In contrast to Gonsalkorale, von Hippel, et al. (2009) who did not collapse data across associated categories (e.g., flower and positive), we sticked to the aggregation level originally suggested by Conrey et al. (2005). That is, data were aggregated across the categories flower and positive as well as insect and negative whenever the model equations did not differ for these categories. Aggregating independent data generated by the same process probabilities is an effective means of reducing sampling error. We thus preferred the aggregation procedure of Conrey et al. (2005) because it is statistically more efficient compared to the procedure of Gonsalkorale, von Hippel, et al. (2009). Furthermore, the Quad Model performed better when the aggregation procedure of Conrey et al. (2005) was applied than when the procedure of Gonsalkorale, von Hippel, et al. (2009) was applied.
Based on these model specifications, the model for the GNAT consisted of 14 model trees. For the Target GNATs there were six model trees for the compatible blocks: Three model trees for the Flower GNAT (one tree for flowers as the constant go category, one for positive words as the temporary go category, and one for the aggregated data of the no-go categories insects and negative words) and three model trees for the Insect GNAT (one tree for insects as constant go category, one for negative words as temporary go category, and one for the aggregated data of flowers and positive words as no-go categories). The same logic applies to the Attribute GNATs. Because the OB parameter was estimated for targets (flowers and insects) but not for attributes (positive and negative words), we could not aggregate data across the associated stimulus categories for incompatible GNAT blocks. Thus, the Quad Model consisted of eight trees for the incompatible blocks, resulting from the possible combinations of four different stimulus categories (flower, insect, positive, negative) and the required responses (go vs. no-go). Because each model tree involves two response categories only (i.e., correct response vs. incorrect response), Quad Model tests for GNAT data were based on 14 (independent data categories)−6 (estimated parameters) = 8 degrees of freedom.
For Quad Model analyses of IAT data only one D parameter was estimated so that in the compatible blocks data could always be aggregated for associated categories.
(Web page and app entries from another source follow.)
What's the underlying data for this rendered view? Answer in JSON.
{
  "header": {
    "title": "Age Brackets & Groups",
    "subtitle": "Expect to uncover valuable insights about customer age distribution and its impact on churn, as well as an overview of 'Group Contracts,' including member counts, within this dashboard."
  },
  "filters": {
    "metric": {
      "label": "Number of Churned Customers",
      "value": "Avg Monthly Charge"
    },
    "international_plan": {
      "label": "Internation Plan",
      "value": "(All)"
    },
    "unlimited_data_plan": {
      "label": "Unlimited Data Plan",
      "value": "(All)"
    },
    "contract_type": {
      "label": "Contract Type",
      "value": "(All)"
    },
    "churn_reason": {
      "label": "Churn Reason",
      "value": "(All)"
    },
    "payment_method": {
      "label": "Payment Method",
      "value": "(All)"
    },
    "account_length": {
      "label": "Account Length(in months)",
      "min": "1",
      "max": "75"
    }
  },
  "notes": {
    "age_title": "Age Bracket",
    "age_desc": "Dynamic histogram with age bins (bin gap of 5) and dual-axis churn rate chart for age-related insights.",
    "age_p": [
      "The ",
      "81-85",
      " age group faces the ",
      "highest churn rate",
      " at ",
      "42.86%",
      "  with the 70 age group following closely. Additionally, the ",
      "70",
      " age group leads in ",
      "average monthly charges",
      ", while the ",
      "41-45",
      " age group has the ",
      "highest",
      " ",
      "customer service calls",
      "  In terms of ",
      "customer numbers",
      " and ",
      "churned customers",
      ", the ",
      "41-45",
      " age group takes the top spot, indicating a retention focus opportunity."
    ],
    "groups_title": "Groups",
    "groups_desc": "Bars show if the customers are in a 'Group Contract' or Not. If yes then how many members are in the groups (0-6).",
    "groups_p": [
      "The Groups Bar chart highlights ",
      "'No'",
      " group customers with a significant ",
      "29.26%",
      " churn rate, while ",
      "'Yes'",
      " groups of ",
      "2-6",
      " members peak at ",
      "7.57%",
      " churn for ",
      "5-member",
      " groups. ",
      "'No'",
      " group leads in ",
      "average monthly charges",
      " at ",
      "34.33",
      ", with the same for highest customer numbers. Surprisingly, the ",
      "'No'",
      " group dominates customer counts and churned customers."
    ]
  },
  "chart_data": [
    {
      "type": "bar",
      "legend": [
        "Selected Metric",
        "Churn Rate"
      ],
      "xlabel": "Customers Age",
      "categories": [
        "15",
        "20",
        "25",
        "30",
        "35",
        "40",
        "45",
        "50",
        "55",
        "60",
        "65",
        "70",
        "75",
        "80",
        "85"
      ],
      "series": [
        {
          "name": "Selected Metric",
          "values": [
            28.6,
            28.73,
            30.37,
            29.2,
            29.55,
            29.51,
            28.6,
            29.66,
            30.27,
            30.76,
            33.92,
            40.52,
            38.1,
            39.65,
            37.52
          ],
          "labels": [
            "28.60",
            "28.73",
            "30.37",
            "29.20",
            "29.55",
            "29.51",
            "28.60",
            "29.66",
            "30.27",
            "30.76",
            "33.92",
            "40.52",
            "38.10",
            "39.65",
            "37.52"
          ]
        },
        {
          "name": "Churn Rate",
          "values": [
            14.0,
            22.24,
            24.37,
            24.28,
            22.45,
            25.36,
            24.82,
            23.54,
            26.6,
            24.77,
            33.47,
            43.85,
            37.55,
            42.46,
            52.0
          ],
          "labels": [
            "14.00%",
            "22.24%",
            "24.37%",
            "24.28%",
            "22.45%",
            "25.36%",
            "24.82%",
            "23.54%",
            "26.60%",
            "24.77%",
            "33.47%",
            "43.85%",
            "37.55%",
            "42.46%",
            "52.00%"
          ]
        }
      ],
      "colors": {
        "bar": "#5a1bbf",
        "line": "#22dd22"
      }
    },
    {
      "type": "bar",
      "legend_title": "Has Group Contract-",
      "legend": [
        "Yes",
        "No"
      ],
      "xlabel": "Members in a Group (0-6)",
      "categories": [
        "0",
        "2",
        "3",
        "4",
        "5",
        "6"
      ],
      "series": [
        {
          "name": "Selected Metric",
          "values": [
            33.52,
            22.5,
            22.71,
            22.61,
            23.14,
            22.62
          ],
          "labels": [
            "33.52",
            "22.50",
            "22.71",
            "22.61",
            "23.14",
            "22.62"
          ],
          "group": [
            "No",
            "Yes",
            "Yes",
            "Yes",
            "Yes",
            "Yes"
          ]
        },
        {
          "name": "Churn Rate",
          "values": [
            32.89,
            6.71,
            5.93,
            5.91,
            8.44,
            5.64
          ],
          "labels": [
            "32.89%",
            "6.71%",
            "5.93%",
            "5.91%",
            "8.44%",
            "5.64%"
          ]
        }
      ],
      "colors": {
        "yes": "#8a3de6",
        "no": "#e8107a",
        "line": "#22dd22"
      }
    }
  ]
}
Therefore, the model for the IAT consisted of only 12 model trees, that is, four trees for the compatible blocks (flower–positive vs. insect-negative crossed with required response left vs. right) and eight trees for the incompatible blocks (flower vs. positive vs. insect vs. negative crossed with required response left vs. right). Thus, the Quad Model test for IAT data was based on 12 (independent data categories)−5 (estimated parameters) = 7 degrees of freedom.
Only four parameters were estimated for the Trip Model (i.e., AC1, AC2, G, and D). Due to the lack of an OB parameter, data could be aggregated across the associated categories (flower and positive; insect and negative) not only in the compatible but also in the incompatible blocks. Hence, the model consisted of eight model trees (compatible block vs. incompatible block crossed with flower−positive vs. insect−negative crossed with go vs. no-go instructions) with two response categories (correct response vs. false response) each. Thus, Trip Model tests were based on 8 (independent data categories)−4 (estimated parameters) = 4 degrees of freedom.